"This report, Trustworthy Cyberspace: Strategic Plan for the Federal Cybersecurity Research and Development Program was developed by the NITRD agencies and directly responds to the need for a new cybersecurity R&D strategy. As recommended in the CyberspacePolicy Review's near-term action plan, Trustworthy Cyberspace replaces the piecemeal approaches of the past with a set of coordinated research priorities whose promise is to "change the game," resulting in a trustworthy cyberspace. As called for in the policy review's mid-term action plan, this plan identifies opportunities to engage the private sector in activities for transitioning promising R&D into practice. In addition, and consistent with the PCAST recommendations, it prioritizes the development of a "science of security" to derive first principles and the fundamental building blocks of security and trustworthiness.
I am pleased to commend this Federal cybersecurity R&D strategic plan as part of the Administration's comprehensive effort to secure the future of the Nation's digital infrastructure."
Richard A. Falkenrath discusses how the modern American police department must balance its information technology needs--including cloud computing services--against the unique legal framework within which it operates.
Adam Segal and Matthew C. Waxman discuss the London Conference on Cyberspace and argue that progress toward a vision of cybersecurity and freedom will be incremental and achieved through multiple arrangements between state and private actors rather than through a global accord.
Paul Twomey, former president and CEO of the Internet Corporation for Assigned Names and Numbers (ICANN), discusses the challenges posed by the present state of global cyber instability for governance at both the corporate and internatinoal levels.

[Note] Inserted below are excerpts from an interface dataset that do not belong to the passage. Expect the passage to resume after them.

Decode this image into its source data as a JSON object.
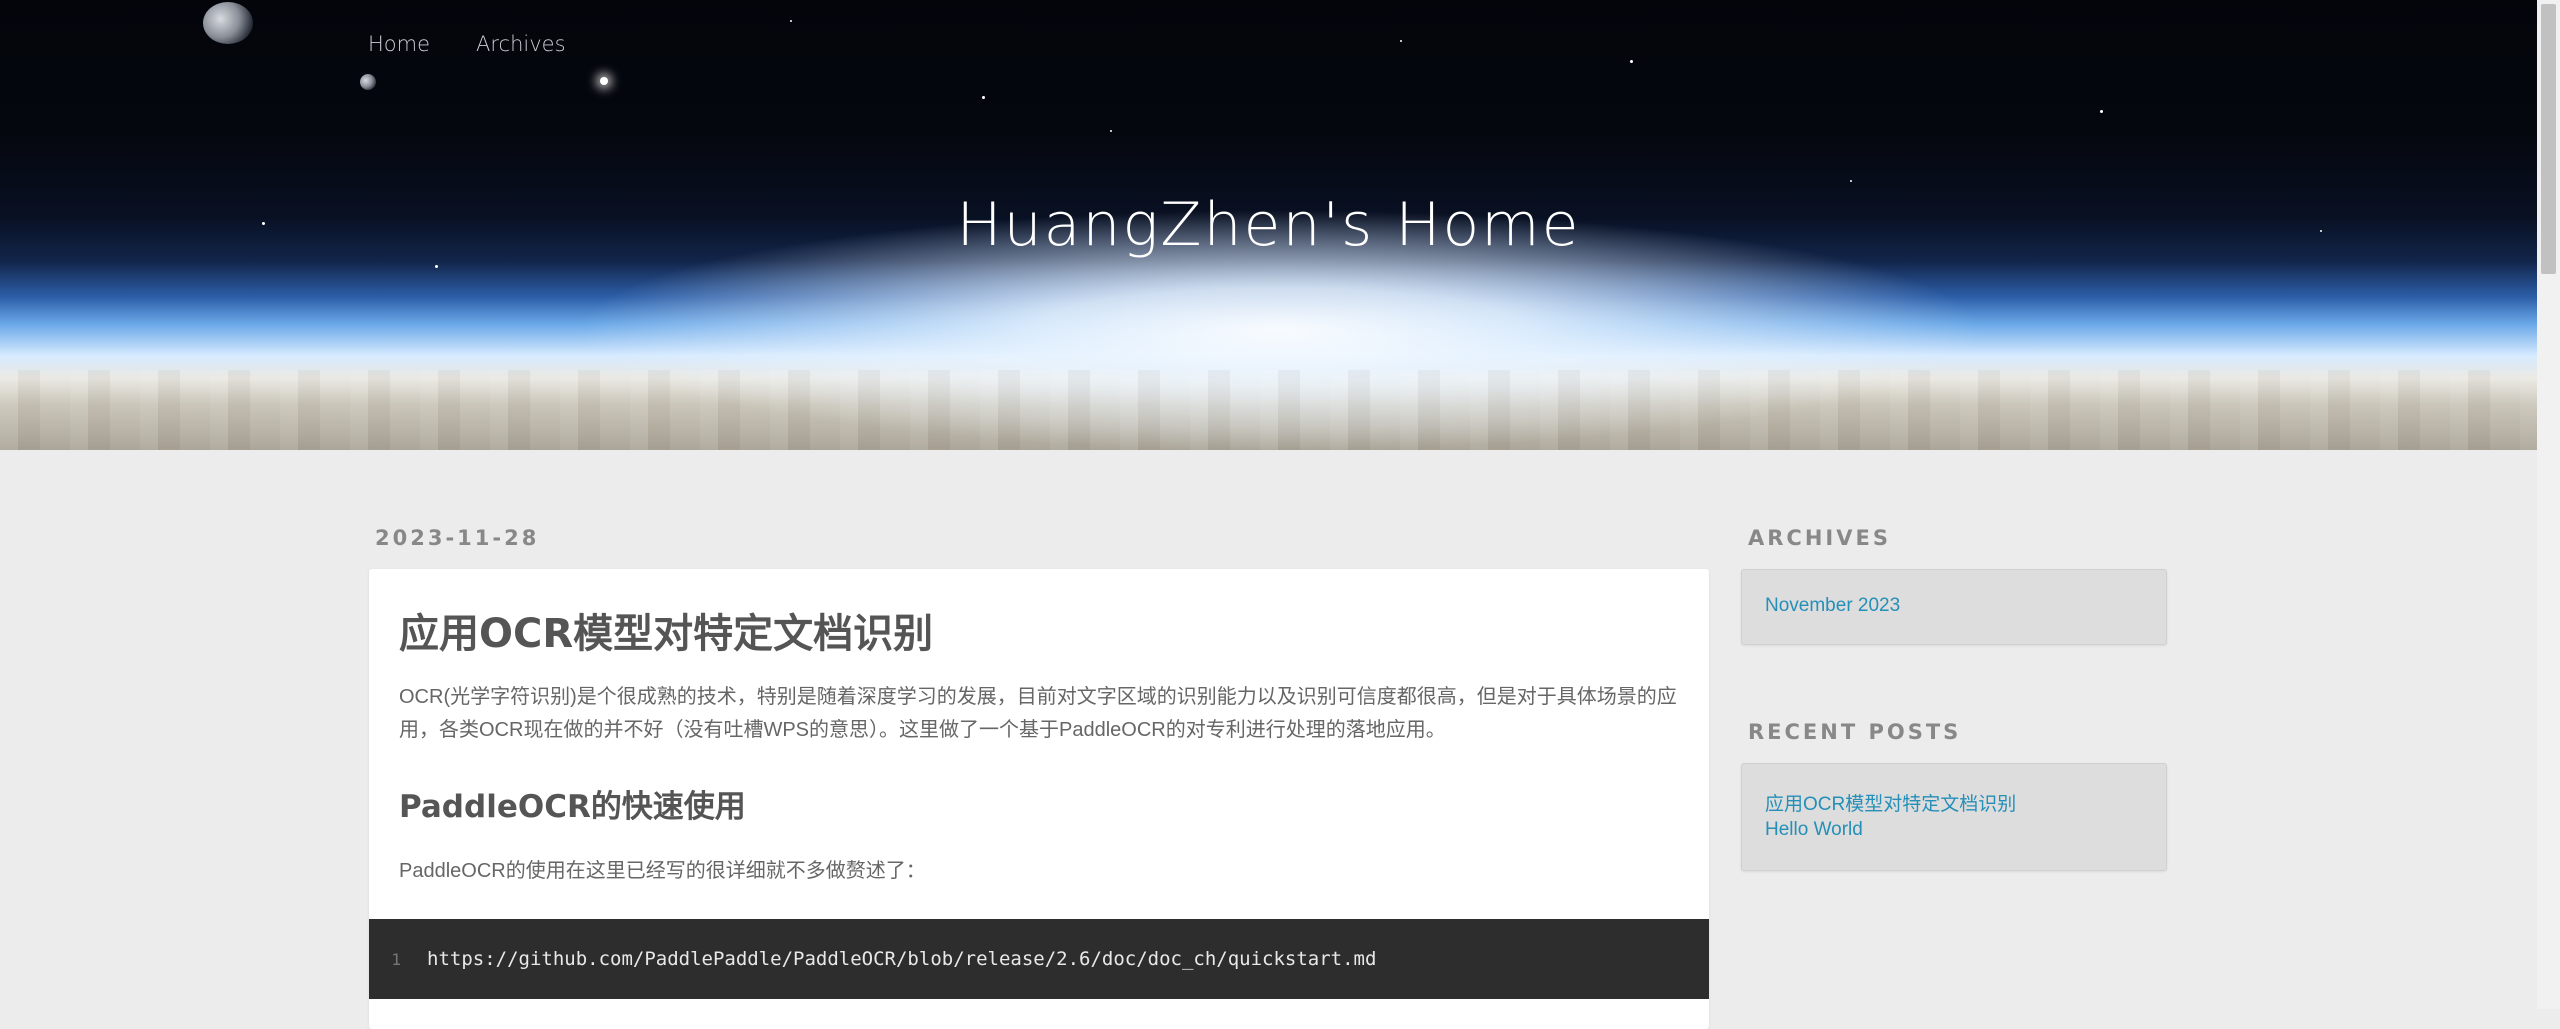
{
  "nav": {
    "home": "Home",
    "archives": "Archives"
  },
  "site_title": "HuangZhen's Home",
  "post": {
    "date": "2023-11-28",
    "title": "应用OCR模型对特定文档识别",
    "intro": "OCR(光学字符识别)是个很成熟的技术，特别是随着深度学习的发展，目前对文字区域的识别能力以及识别可信度都很高，但是对于具体场景的应用，各类OCR现在做的并不好（没有吐槽WPS的意思）。这里做了一个基于PaddleOCR的对专利进行处理的落地应用。",
    "section_heading": "PaddleOCR的快速使用",
    "section_text": "PaddleOCR的使用在这里已经写的很详细就不多做赘述了：",
    "code_line_number": "1",
    "code": "https://github.com/PaddlePaddle/PaddleOCR/blob/release/2.6/doc/doc_ch/quickstart.md"
  },
  "sidebar": {
    "archives_title": "ARCHIVES",
    "archives": [
      "November 2023"
    ],
    "recent_title": "RECENT POSTS",
    "recent_posts": [
      "应用OCR模型对特定文档识别",
      "Hello World"
    ]
  },
  "colors": {
    "link": "#258fb8",
    "page_bg": "#ececec",
    "code_bg": "#2d2d2d"
  }
}
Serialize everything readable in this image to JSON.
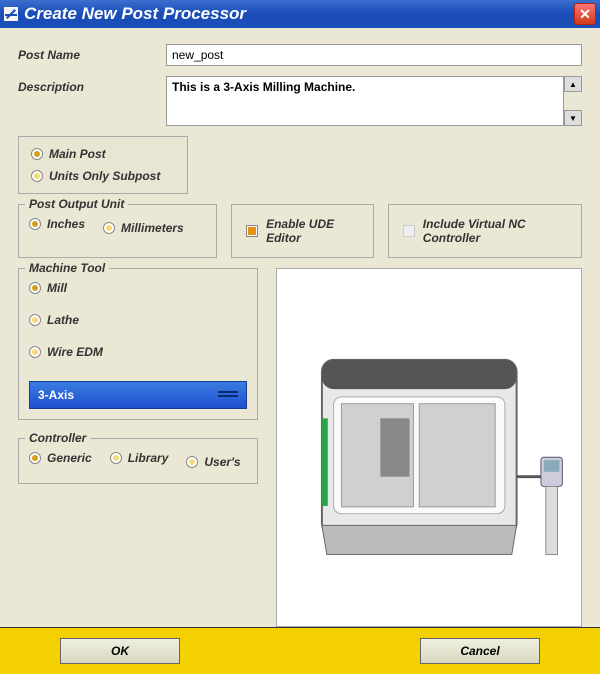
{
  "title": "Create New Post Processor",
  "labels": {
    "post_name": "Post Name",
    "description": "Description"
  },
  "fields": {
    "post_name": "new_post",
    "description": "This is a 3-Axis Milling Machine."
  },
  "post_type": {
    "main": "Main Post",
    "units_only": "Units Only Subpost"
  },
  "output_unit": {
    "legend": "Post Output Unit",
    "inches": "Inches",
    "millimeters": "Millimeters"
  },
  "options": {
    "enable_ude": "Enable UDE Editor",
    "include_vnc": "Include Virtual NC Controller"
  },
  "machine_tool": {
    "legend": "Machine Tool",
    "mill": "Mill",
    "lathe": "Lathe",
    "wire_edm": "Wire EDM",
    "axis": "3-Axis"
  },
  "controller": {
    "legend": "Controller",
    "generic": "Generic",
    "library": "Library",
    "users": "User's"
  },
  "buttons": {
    "ok": "OK",
    "cancel": "Cancel"
  }
}
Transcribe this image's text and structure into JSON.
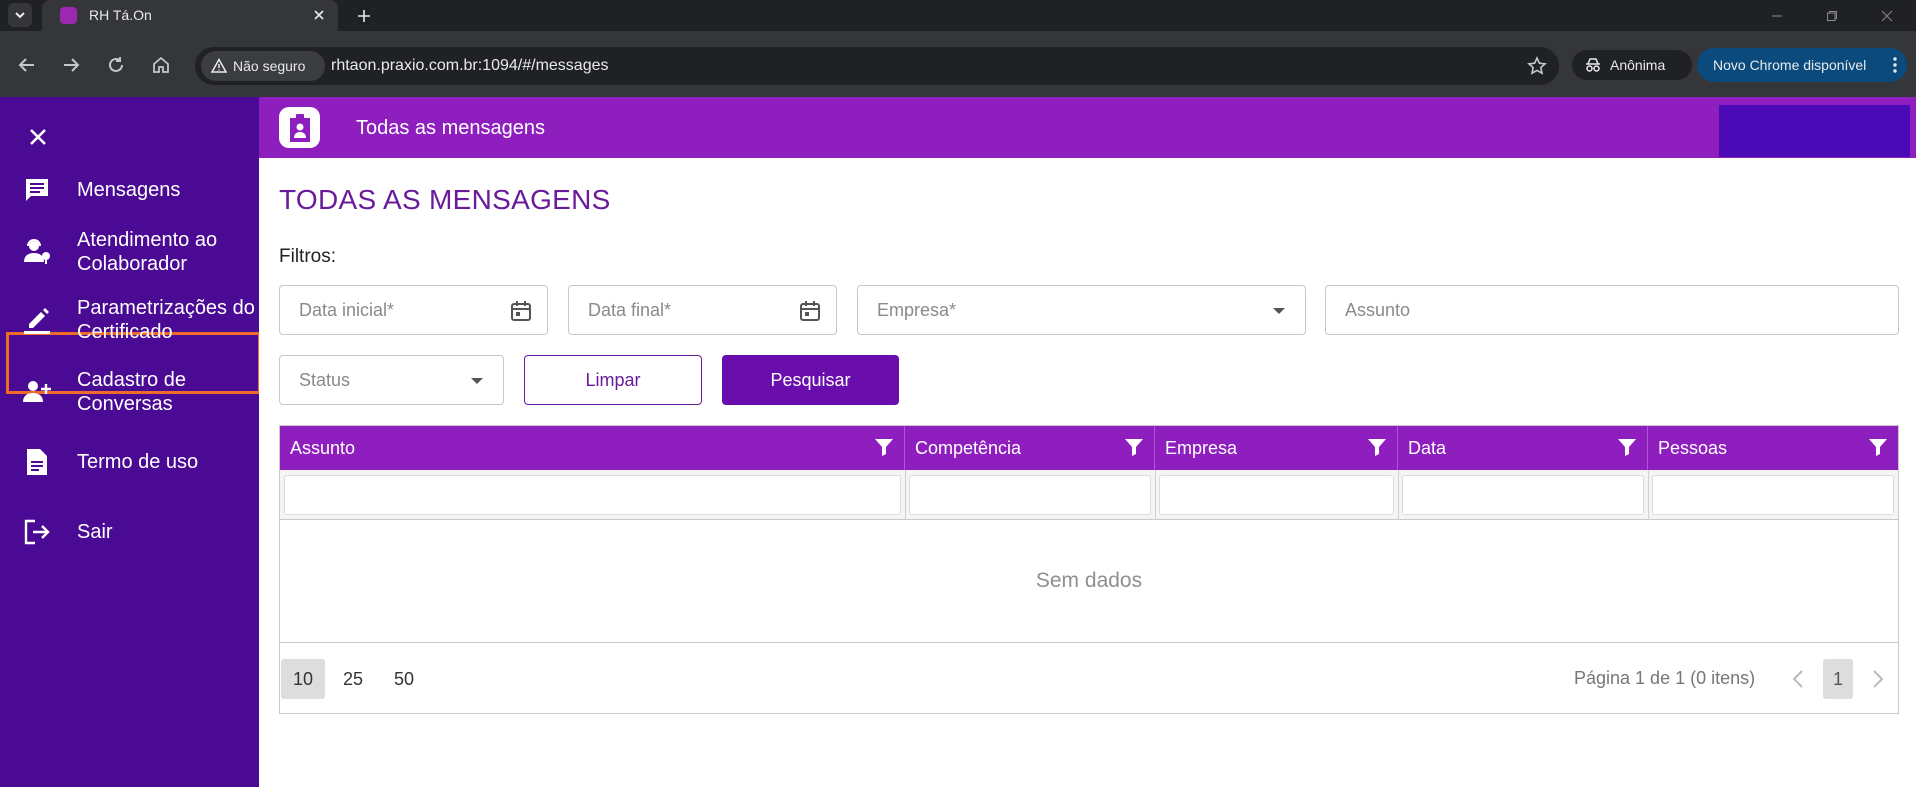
{
  "browser": {
    "tab_title": "RH Tá.On",
    "security_label": "Não seguro",
    "url": "rhtaon.praxio.com.br:1094/#/messages",
    "incognito_label": "Anônima",
    "update_label": "Novo Chrome disponível"
  },
  "sidebar": {
    "items": [
      {
        "label": "Mensagens",
        "icon": "message-icon"
      },
      {
        "label": "Atendimento ao Colaborador",
        "icon": "support-agent-icon"
      },
      {
        "label": "Parametrizações do Certificado",
        "icon": "edit-pen-icon"
      },
      {
        "label": "Cadastro de Conversas",
        "icon": "add-person-icon"
      },
      {
        "label": "Termo de uso",
        "icon": "document-icon"
      },
      {
        "label": "Sair",
        "icon": "logout-icon"
      }
    ]
  },
  "appbar": {
    "title": "Todas as mensagens"
  },
  "main": {
    "heading": "TODAS AS MENSAGENS",
    "filters_label": "Filtros:",
    "filters": {
      "start_date_placeholder": "Data inicial*",
      "end_date_placeholder": "Data final*",
      "company_placeholder": "Empresa*",
      "subject_placeholder": "Assunto",
      "status_placeholder": "Status"
    },
    "buttons": {
      "clear": "Limpar",
      "search": "Pesquisar"
    },
    "grid": {
      "columns": [
        "Assunto",
        "Competência",
        "Empresa",
        "Data",
        "Pessoas"
      ],
      "no_data": "Sem dados",
      "page_sizes": [
        "10",
        "25",
        "50"
      ],
      "page_info": "Página 1 de 1 (0 itens)",
      "current_page": "1"
    }
  },
  "colors": {
    "sidebar_bg": "#4a0a93",
    "appbar_bg": "#8e1fbe",
    "accent": "#6a0dad",
    "highlight": "#f06a2a"
  }
}
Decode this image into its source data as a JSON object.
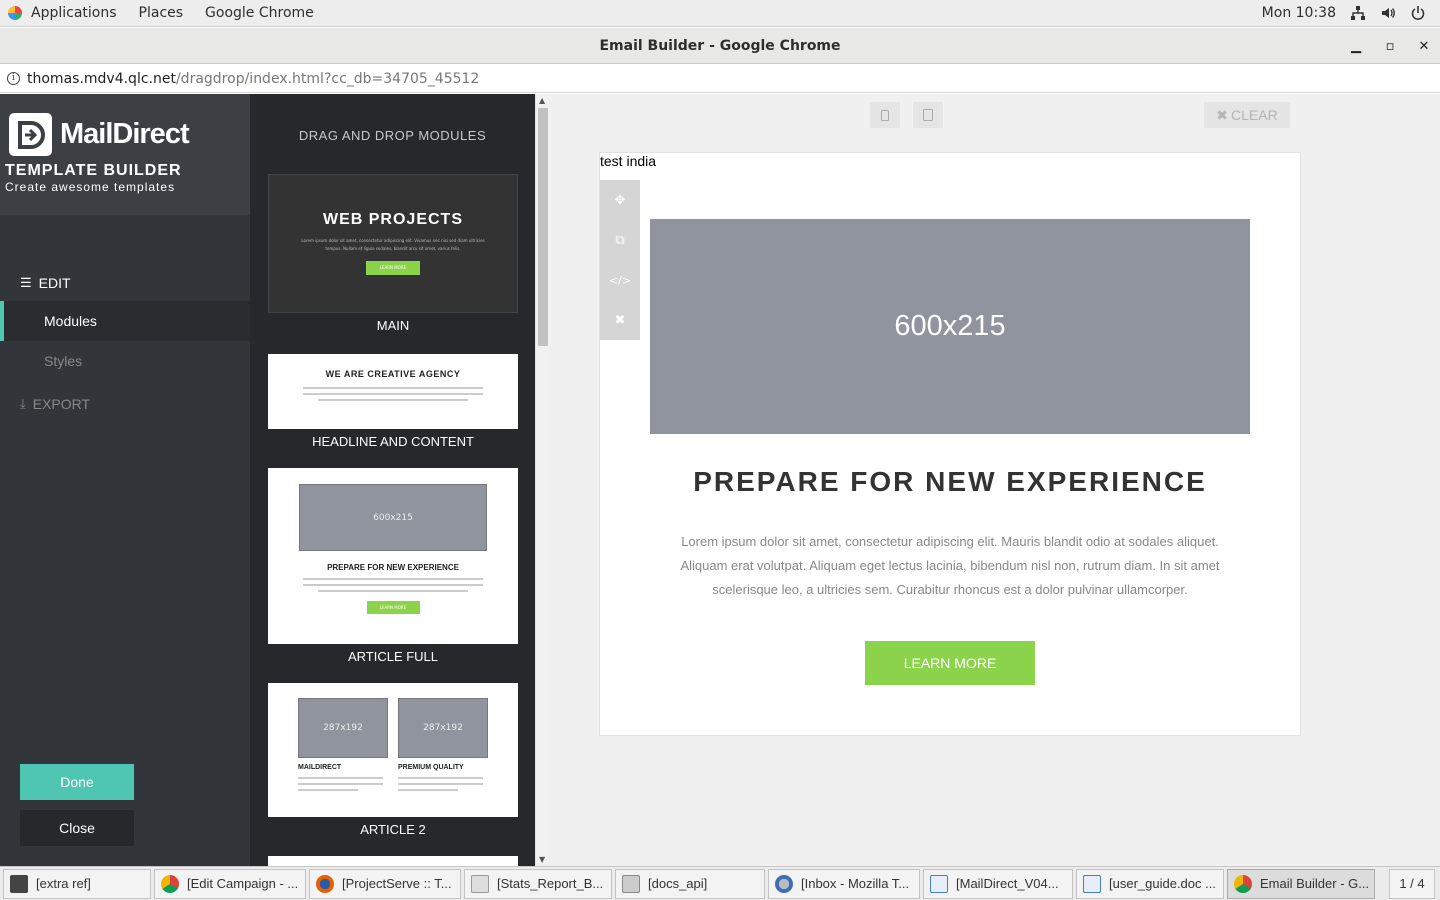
{
  "system": {
    "applications": "Applications",
    "places": "Places",
    "active_app": "Google Chrome",
    "clock": "Mon 10:38"
  },
  "window": {
    "title": "Email Builder - Google Chrome",
    "url_host": "thomas.mdv4.qlc.net",
    "url_path": "/dragdrop/index.html?cc_db=34705_45512"
  },
  "sidebar": {
    "brand_name": "MailDirect",
    "product": "TEMPLATE BUILDER",
    "tagline": "Create awesome templates",
    "edit_label": "EDIT",
    "items": [
      {
        "label": "Modules",
        "active": true
      },
      {
        "label": "Styles",
        "active": false
      }
    ],
    "export_label": "EXPORT",
    "done_label": "Done",
    "close_label": "Close",
    "accent": "#4fc6b1"
  },
  "modules": {
    "header": "DRAG AND DROP MODULES",
    "main": {
      "title": "WEB PROJECTS",
      "text": "Lorem ipsum dolor sit amet, consectetur adipiscing elit. Vivamus nec nisi sed diam ultricies tempus. Nullam et ligula sodales, blandit arcu sit amet, varius felis.",
      "button": "LEARN MORE",
      "caption": "MAIN"
    },
    "headline": {
      "title": "WE ARE CREATIVE AGENCY",
      "caption": "HEADLINE AND CONTENT"
    },
    "article_full": {
      "image": "600x215",
      "title": "PREPARE FOR NEW EXPERIENCE",
      "button": "LEARN MORE",
      "caption": "ARTICLE FULL"
    },
    "article2": {
      "image_left": "287x192",
      "image_right": "287x192",
      "title_left": "MAILDIRECT",
      "title_right": "PREMIUM QUALITY",
      "caption": "ARTICLE 2"
    }
  },
  "canvas": {
    "clear_label": "CLEAR",
    "email_label": "test india",
    "hero_image": "600x215",
    "headline": "PREPARE FOR NEW EXPERIENCE",
    "body": "Lorem ipsum dolor sit amet, consectetur adipiscing elit. Mauris blandit odio at sodales aliquet. Aliquam erat volutpat. Aliquam eget lectus lacinia, bibendum nisl non, rutrum diam. In sit amet scelerisque leo, a ultricies sem. Curabitur rhoncus est a dolor pulvinar ullamcorper.",
    "cta": "LEARN MORE",
    "cta_color": "#8bd34b"
  },
  "taskbar": {
    "tasks": [
      {
        "label": "[extra ref]",
        "icon": "terminal-icon"
      },
      {
        "label": "[Edit Campaign - ...",
        "icon": "chrome-icon"
      },
      {
        "label": "[ProjectServe :: T...",
        "icon": "firefox-icon"
      },
      {
        "label": "[Stats_Report_B...",
        "icon": "text-editor-icon"
      },
      {
        "label": "[docs_api]",
        "icon": "file-manager-icon"
      },
      {
        "label": "[Inbox - Mozilla T...",
        "icon": "thunderbird-icon"
      },
      {
        "label": "[MailDirect_V04...",
        "icon": "document-icon"
      },
      {
        "label": "[user_guide.doc ...",
        "icon": "document-icon"
      },
      {
        "label": "Email Builder - G...",
        "icon": "chrome-icon"
      }
    ],
    "pager": "1 / 4"
  }
}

The steady theft of U.S. intellectual property by foreign cyberattackers could mean decreased economic growth, reduced competitiveness, and loss of jobs, says McAfee cybersecurity expert Dmitri Alperovitch.
Hackers have attacked America's defense establishment, as well as companies from Google to Morgan Stanley to security giant RSA, and fingers point to China as the culprit. Michael Joseph Gross gets an exclusive look at the raging cyber-war--Operation Aurora! Operation Shady rat!--and explains why Washington has been slow to fight back.
The Pentagon's new strategy for operating in cyberspace breaks little ground and offers few specifics, says CFR's Adam Segal. While the last six months have been busy for U.S. cybersecurity policy, he cautions that "speed is not a measure of efficacy."
Eric Beidel and Stew Magnuson of National Defense present cyber threats as the cutting edge in asymmetric warfare, and highlight the risks entailed by the U.S. military's dearth of cybersecurity expertise.
William McCants of Foreign Policy argues that the levelling power of internet search technology has provided a new mass platform for violence - and that Google has failed to seize upon the opportunity to curb it.
Interviewer: Adam Segal Interviewee: Edward Amoroso
AT&T's Chief Security Officer, Edward Amoroso, discusses the recent spate of cyberattacks and how governments and the private sector can help protect infrastructure and prevent future attacks with Adam Segal, Ira A. Lipman Senior Fellow for Counterterrorism and National Security Studies at the Council on Foreign Relations.
Learn more about CFR’s mission and its work over the past year in the 2016 Annual Report. The Annual Report spotlights new initiatives, high-profile events, and authoritative scholarship from CFR experts, and includes a message from CFR President Richard N. Haass. Read and download »